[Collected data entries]
══════════════════════════════

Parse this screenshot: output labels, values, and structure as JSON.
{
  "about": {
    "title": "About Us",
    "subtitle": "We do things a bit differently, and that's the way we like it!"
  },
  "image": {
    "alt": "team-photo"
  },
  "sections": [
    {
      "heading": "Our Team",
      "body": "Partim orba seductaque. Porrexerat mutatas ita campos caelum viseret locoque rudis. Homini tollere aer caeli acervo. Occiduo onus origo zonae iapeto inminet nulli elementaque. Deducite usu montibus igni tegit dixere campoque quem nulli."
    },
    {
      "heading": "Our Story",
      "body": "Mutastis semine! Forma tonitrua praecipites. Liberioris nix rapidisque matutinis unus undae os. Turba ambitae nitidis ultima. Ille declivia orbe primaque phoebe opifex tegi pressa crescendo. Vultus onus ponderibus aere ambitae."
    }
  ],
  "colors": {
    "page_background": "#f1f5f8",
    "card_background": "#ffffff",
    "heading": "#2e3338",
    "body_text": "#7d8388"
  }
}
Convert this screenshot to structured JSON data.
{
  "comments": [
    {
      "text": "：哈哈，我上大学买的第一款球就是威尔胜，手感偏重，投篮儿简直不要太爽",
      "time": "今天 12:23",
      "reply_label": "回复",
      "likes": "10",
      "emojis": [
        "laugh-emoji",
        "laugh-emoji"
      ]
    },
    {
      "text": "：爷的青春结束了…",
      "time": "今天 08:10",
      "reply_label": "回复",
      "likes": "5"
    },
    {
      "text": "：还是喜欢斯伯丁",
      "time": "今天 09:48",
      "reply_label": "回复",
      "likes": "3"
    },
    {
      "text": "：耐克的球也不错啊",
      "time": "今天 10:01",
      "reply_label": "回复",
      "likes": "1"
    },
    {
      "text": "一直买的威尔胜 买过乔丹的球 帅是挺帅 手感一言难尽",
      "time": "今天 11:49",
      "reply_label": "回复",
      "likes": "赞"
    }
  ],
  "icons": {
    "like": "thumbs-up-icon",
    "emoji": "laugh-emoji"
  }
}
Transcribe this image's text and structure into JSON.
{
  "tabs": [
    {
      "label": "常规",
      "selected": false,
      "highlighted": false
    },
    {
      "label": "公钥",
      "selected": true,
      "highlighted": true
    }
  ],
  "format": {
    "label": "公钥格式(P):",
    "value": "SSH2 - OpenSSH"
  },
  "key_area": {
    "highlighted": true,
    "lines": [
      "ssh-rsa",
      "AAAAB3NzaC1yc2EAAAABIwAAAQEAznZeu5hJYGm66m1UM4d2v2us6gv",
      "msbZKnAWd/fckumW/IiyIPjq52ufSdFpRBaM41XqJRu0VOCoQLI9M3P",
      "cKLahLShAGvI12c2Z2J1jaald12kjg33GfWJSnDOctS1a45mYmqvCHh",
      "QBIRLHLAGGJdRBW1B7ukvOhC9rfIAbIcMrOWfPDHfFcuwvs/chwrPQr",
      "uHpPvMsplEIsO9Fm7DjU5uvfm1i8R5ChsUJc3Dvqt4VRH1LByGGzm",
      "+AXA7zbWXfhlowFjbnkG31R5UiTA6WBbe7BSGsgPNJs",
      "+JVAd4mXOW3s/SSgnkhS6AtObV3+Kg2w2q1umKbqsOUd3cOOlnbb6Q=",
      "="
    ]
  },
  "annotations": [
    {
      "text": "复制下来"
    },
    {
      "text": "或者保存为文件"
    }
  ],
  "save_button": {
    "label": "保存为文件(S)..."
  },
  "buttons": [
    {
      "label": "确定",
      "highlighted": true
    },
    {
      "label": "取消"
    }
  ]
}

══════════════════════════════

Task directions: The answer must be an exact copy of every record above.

Result of this task:
Parse this screenshot: output labels, values, and structure as JSON.
{
  "about": {
    "title": "About Us",
    "subtitle": "We do things a bit differently, and that's the way we like it!"
  },
  "image": {
    "alt": "team-photo"
  },
  "sections": [
    {
      "heading": "Our Team",
      "body": "Partim orba seductaque. Porrexerat mutatas ita campos caelum viseret locoque rudis. Homini tollere aer caeli acervo. Occiduo onus origo zonae iapeto inminet nulli elementaque. Deducite usu montibus igni tegit dixere campoque quem nulli."
    },
    {
      "heading": "Our Story",
      "body": "Mutastis semine! Forma tonitrua praecipites. Liberioris nix rapidisque matutinis unus undae os. Turba ambitae nitidis ultima. Ille declivia orbe primaque phoebe opifex tegi pressa crescendo. Vultus onus ponderibus aere ambitae."
    }
  ],
  "colors": {
    "page_background": "#f1f5f8",
    "card_background": "#ffffff",
    "heading": "#2e3338",
    "body_text": "#7d8388"
  }
}
Convert this screenshot to structured JSON data.
{
  "comments": [
    {
      "text": "：哈哈，我上大学买的第一款球就是威尔胜，手感偏重，投篮儿简直不要太爽",
      "time": "今天 12:23",
      "reply_label": "回复",
      "likes": "10",
      "emojis": [
        "laugh-emoji",
        "laugh-emoji"
      ]
    },
    {
      "text": "：爷的青春结束了…",
      "time": "今天 08:10",
      "reply_label": "回复",
      "likes": "5"
    },
    {
      "text": "：还是喜欢斯伯丁",
      "time": "今天 09:48",
      "reply_label": "回复",
      "likes": "3"
    },
    {
      "text": "：耐克的球也不错啊",
      "time": "今天 10:01",
      "reply_label": "回复",
      "likes": "1"
    },
    {
      "text": "一直买的威尔胜 买过乔丹的球 帅是挺帅 手感一言难尽",
      "time": "今天 11:49",
      "reply_label": "回复",
      "likes": "赞"
    }
  ],
  "icons": {
    "like": "thumbs-up-icon",
    "emoji": "laugh-emoji"
  }
}
Transcribe this image's text and structure into JSON.
{
  "tabs": [
    {
      "label": "常规",
      "selected": false,
      "highlighted": false
    },
    {
      "label": "公钥",
      "selected": true,
      "highlighted": true
    }
  ],
  "format": {
    "label": "公钥格式(P):",
    "value": "SSH2 - OpenSSH"
  },
  "key_area": {
    "highlighted": true,
    "lines": [
      "ssh-rsa",
      "AAAAB3NzaC1yc2EAAAABIwAAAQEAznZeu5hJYGm66m1UM4d2v2us6gv",
      "msbZKnAWd/fckumW/IiyIPjq52ufSdFpRBaM41XqJRu0VOCoQLI9M3P",
      "cKLahLShAGvI12c2Z2J1jaald12kjg33GfWJSnDOctS1a45mYmqvCHh",
      "QBIRLHLAGGJdRBW1B7ukvOhC9rfIAbIcMrOWfPDHfFcuwvs/chwrPQr",
      "uHpPvMsplEIsO9Fm7DjU5uvfm1i8R5ChsUJc3Dvqt4VRH1LByGGzm",
      "+AXA7zbWXfhlowFjbnkG31R5UiTA6WBbe7BSGsgPNJs",
      "+JVAd4mXOW3s/SSgnkhS6AtObV3+Kg2w2q1umKbqsOUd3cOOlnbb6Q=",
      "="
    ]
  },
  "annotations": [
    {
      "text": "复制下来"
    },
    {
      "text": "或者保存为文件"
    }
  ],
  "save_button": {
    "label": "保存为文件(S)..."
  },
  "buttons": [
    {
      "label": "确定",
      "highlighted": true
    },
    {
      "label": "取消"
    }
  ]
}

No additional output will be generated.